The Dolphin Hotel Southampton is one of England’s oldest and most historic hotels.
The core of the Dolphin Hotel Southampton, dates back to the mid C13th when Southampton was a thriving merchant city, full of tradesmen and visitors putting into port. The Dolphin Hotel at this point was probably a merchant’s house, it’s cellars full of fine wine from Gascony. The stone vault remains with some original wooden timbers. From this core the building had been added to and extended and records of it being used as a hostelry from as early as 1550.
Were Shakespeare’s plays performed at The Dolphin Hotel?

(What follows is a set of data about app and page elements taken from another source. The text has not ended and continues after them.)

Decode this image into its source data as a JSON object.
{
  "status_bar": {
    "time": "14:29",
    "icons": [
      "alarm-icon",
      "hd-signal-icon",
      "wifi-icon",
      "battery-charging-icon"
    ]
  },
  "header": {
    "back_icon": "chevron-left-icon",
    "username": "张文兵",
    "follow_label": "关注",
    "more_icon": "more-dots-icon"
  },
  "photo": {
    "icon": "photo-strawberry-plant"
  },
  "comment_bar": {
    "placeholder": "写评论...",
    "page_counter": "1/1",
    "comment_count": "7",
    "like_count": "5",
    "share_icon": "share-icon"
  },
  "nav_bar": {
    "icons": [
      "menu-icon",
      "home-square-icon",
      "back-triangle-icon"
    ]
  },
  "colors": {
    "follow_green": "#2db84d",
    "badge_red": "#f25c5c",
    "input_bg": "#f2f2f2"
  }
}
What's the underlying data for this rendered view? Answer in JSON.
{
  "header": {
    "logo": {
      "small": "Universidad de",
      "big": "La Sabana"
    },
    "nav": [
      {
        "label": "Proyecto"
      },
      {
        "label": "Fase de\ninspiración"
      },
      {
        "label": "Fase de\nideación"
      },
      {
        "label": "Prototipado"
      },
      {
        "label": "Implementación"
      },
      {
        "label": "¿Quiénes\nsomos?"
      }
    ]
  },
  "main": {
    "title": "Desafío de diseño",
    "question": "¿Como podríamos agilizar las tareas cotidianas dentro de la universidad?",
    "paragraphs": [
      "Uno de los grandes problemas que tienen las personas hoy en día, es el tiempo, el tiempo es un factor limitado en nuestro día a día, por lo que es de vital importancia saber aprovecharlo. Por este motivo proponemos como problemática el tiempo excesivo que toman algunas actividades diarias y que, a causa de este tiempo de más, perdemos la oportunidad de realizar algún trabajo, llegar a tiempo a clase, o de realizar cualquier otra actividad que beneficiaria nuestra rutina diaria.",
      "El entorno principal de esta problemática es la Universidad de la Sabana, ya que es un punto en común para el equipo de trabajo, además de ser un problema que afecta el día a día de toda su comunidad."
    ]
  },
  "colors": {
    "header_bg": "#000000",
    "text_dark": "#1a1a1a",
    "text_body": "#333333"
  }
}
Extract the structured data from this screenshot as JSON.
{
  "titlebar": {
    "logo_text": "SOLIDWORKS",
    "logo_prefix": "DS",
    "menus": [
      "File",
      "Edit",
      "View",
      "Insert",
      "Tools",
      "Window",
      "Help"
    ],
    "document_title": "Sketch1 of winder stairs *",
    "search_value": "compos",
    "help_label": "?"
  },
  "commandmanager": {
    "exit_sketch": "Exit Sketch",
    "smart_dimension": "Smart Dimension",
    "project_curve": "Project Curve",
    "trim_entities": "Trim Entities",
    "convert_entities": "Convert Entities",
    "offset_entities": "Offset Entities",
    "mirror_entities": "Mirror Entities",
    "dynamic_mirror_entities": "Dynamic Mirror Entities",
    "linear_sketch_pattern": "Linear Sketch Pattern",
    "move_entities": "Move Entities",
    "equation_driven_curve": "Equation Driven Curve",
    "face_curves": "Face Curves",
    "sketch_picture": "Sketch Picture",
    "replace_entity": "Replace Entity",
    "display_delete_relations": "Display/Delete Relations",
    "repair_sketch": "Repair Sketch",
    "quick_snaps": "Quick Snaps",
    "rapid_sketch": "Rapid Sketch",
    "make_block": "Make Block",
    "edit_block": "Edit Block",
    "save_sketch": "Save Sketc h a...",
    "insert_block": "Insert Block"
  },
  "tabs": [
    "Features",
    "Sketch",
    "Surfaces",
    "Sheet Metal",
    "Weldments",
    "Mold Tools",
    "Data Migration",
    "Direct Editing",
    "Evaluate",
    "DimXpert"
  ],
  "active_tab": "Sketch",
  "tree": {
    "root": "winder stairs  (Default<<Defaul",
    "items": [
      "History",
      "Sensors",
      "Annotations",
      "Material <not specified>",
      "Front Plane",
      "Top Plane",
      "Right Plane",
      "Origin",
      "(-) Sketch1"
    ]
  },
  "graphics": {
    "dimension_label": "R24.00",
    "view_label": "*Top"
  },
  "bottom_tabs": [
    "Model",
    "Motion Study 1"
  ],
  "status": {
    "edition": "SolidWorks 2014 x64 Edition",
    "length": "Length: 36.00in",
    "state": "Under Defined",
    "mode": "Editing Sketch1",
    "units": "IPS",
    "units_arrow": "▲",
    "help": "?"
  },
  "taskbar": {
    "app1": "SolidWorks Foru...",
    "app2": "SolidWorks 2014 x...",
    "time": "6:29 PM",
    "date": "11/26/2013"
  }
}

The Dolphin Hotel Southampton is situated in the High Street, a stone’s throw from the ancient church of St Michael and the quayside. Foreign merchants and sailors would frequent the Dolphin for an evening of entertainment. The Dolphin Hotel has a yard in which plays were regularly performed in Elizabethan times. It has been suggested that Shakespeare’s plays were performed here and maybe so, given the connection between Shakespeare and his patron Henry Wriothesley 2nd Earl of Southampton, who lived not far away in Place House at Titchfield.
Other entertainment was available for the travelers, the town records reveal various sums of money paid to minstrels and musicians. It must be supposed that it was better to entertain the crews than have them unoccupied on the streets!
Southampton as a spa town
In the C18th, Southampton was praised for it’s bracing air, it’s sea bathing and it’s mineral waters. The town attracted visitors, including Royalty to enjoy all that Southampton had to offer as a spa town. Public ammenities were improved and inns and hotels enlarged. Coaching inns blossomed and the Dolphin Hotel Southampton was redeveloped in 1775 to capture this new trade.
The Collyer coaches stopped at the Dolphin on their way to London, taking the new spa tourists back and forth. The steam packet companies also plied their trade taking passengers to and from the Isle of Wight.
High class patrons at the Dolphin Hotel, royalty, admirals and authors, including Jane Austen
The Dolphin Hotel had it’s fair share of high class patrons. Queen Victoria, and Admiral Lord Nelson visited and Jane Austen celebrated her 18th. birthday there in 1793. It is said that she attended a ball in the beautiful first floor ballroom with it’s magnificent bow window. Between 1806 and 1809 Jane lived in Southampton. She made visits to the Dolphin Hotel to attended the fortnightly Winter Assembly where she could dance. Maybe the people she observed at these events provided inspirational content for her novels?
The Dolphin Hotel was a place to meet friends, there were shops including a coffee shop where gentlemen could discuss affairs of the day and a lounge for ladies to take tea. Possibly Jane Austen found inspiration inside it’s walls, certainly William Makepeace Thackary did. He, like Jane was an astute observer of the human condition and wrote part of his novel, ‘Pendennis’, while sitting in one of the Dolphin’s splendid bow windows, where he could look out on the scene below. Another visitor was Edward Gibbon, the historian and author of the classic “Decline and fall of the Roman Empire”, among other works who lived at Buriton Manor in Hampshire for much of the second half of the eighteenth century.
It is wonderful to see the Dolphin Hotel still fulfilling it’s function, in spite of the bombing of WWII that destroyed so much around it. The Dolphin Hotel Southampton still looks amazing and it’s role in the history of Hampshire is secure.